Books

A Fresh Look at Free Will and Determinism in Terry Gilliam's '12 Monkeys'

Susanne Kord gets to the heart of the philosophical issues in Terry Gilliam's 1995 time-travel dystopia, 12 Monkeys.

Music

The Devonns' Debut Is a Love Letter to Chicago Soul

Chicago's the Devonns pay tribute the soul heritage of their city with enough personality to not sound just like a replica.

Music

Jaye Jayle's 'Prisyn' Is a Dark Ride Into Electric Night

Jaye Jayle salvage the best materials from Iggy Pop and David Bowie's Berlin-era on Prisyn to construct a powerful and impressive engine all their own.

Music

Kathleen Edwards Finds 'Total Freedom'

Kathleen Edwards is back making music after a five-year break, and it was worth the wait.

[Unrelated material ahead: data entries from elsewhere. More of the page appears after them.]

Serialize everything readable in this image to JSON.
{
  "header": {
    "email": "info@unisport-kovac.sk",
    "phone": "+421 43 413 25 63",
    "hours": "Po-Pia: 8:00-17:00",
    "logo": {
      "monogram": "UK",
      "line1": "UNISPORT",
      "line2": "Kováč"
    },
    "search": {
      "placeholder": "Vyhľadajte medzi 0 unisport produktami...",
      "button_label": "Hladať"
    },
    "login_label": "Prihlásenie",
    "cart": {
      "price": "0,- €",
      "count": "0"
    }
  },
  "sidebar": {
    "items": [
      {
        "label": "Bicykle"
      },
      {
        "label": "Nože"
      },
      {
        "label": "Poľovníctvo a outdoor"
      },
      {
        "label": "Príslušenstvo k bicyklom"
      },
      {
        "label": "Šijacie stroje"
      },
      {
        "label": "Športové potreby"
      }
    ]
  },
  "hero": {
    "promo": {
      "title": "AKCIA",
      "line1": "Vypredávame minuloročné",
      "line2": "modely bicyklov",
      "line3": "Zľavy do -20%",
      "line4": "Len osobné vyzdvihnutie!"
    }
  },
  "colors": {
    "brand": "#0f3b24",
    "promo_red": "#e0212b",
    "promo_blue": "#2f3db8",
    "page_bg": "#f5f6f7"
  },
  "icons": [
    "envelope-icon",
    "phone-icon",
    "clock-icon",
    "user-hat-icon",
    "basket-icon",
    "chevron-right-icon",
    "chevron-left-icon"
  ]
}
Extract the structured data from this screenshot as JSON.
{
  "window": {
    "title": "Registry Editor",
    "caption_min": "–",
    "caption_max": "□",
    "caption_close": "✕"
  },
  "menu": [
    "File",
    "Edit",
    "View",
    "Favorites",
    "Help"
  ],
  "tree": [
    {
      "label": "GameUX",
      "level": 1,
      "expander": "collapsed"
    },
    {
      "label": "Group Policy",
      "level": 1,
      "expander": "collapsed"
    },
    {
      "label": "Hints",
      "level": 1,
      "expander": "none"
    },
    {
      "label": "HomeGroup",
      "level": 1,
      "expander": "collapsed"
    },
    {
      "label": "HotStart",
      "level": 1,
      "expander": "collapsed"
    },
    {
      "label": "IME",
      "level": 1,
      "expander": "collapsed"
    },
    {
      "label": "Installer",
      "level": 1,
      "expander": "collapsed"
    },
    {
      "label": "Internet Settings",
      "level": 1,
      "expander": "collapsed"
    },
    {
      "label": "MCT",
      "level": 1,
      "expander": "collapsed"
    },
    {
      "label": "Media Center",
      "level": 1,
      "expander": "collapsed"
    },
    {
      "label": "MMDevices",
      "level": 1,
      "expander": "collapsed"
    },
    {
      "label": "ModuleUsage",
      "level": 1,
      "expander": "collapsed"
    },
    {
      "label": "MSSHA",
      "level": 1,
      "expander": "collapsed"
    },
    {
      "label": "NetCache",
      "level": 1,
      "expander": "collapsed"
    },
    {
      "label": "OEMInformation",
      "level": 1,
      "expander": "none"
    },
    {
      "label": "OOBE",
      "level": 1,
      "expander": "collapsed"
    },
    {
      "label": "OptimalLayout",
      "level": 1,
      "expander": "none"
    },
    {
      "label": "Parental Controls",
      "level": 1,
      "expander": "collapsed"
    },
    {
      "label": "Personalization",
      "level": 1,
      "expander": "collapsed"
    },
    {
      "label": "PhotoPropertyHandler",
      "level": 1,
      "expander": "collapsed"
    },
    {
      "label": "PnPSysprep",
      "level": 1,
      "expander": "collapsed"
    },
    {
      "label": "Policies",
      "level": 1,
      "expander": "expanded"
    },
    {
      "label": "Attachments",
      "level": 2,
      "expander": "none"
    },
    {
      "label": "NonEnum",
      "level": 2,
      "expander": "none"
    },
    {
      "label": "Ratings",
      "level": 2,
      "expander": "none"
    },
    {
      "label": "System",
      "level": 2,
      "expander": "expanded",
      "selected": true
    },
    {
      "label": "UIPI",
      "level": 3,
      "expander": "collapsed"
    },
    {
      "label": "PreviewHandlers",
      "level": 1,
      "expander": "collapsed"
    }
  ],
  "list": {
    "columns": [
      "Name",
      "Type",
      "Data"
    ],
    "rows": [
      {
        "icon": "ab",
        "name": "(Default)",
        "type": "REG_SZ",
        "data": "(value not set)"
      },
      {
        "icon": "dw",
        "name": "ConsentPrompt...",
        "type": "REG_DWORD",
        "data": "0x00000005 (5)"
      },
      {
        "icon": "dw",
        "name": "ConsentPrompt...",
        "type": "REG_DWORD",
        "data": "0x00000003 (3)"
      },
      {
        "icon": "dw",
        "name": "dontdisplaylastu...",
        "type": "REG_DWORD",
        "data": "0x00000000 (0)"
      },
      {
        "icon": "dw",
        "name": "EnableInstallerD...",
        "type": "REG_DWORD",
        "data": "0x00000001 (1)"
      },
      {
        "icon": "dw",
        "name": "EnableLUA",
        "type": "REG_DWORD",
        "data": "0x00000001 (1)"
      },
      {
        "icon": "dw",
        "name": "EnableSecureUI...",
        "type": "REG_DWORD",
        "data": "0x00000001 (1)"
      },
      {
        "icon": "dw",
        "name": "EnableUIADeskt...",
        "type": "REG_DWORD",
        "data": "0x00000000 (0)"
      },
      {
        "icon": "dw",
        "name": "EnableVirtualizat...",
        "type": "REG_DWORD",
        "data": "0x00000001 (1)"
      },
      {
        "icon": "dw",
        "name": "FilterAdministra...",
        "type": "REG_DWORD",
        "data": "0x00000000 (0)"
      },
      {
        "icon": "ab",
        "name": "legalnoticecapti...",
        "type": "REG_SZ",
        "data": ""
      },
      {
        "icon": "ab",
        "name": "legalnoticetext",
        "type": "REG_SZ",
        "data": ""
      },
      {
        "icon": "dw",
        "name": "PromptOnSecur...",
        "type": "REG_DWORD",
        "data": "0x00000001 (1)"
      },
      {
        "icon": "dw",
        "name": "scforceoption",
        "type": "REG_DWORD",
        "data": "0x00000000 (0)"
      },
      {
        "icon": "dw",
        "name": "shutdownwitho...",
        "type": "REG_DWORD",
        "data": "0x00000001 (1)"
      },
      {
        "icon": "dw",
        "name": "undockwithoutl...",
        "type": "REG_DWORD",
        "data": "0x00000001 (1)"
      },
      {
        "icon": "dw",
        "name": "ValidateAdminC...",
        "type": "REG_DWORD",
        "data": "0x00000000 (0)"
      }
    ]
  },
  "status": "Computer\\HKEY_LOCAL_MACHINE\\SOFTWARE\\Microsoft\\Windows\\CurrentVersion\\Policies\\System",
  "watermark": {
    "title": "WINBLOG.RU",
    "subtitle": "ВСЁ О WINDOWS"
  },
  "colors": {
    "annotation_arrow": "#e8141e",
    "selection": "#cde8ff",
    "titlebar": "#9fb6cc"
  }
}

The songs on Total Freedom are lyrically delightful and melodically charming.

Television

HBO's 'Lovecraft Country' Is Heady, Poetic, and Mangled

Laying the everyday experience of Black life in 1950s America against Cthulhuian nightmares, Misha Green and Jordan Peele's Lovecraft Country suggests intriguing parallels that are often lost in its narrative dead-ends.

Music

Jaga Jazzist's 'Pyramid' Is an Earthy, Complex, Jazz-Fusion Throwback

On their first album in five years, Norway's Jaga Jazzist create a smooth but intricate pastiche of styles with Pyramid.

Music

Finding the Light: An Interview with Kathy Sledge

With a timeless voice that's made her the "Queen of Club Quarantine", Grammy-nominated vocalist Kathy Sledge opens up her "Family Room" and delivers new grooves with Horse Meat Disco.

Books

'Bigger Than History: Why Archaeology Matters'

On everything from climate change to gender identity, archaeologists offer vital insight into contemporary issues.

Film

'Avengers: Endgame' Culminates 2010's Pop Culture Phenomenon

Avengers: Endgame features all the expected trappings of a superhero blockbuster alongside surprisingly rich character resolutions to become the most crowd-pleasing finalés to a long-running pop culture series ever made.

Music

Max Richter's 'VOICES' Is an Awe-Inspiring and Heartfelt Soundscape

Choral singing, piano, synths, and an "upside-down" orchestra complement crowd-sourced voices from across the globe on Max Richter's VOICES. It rewards deep listening, and acts as a global rebuke against bigotry, extremism and authoritarianism.

Reviews
Collapse Expand Reviews

Features
Collapse Expand Features
PM Picks
Collapse Expand Pm Picks

© 1999-2020 PopMatters.com. All rights reserved.
PopMatters is wholly independent, women-owned and operated.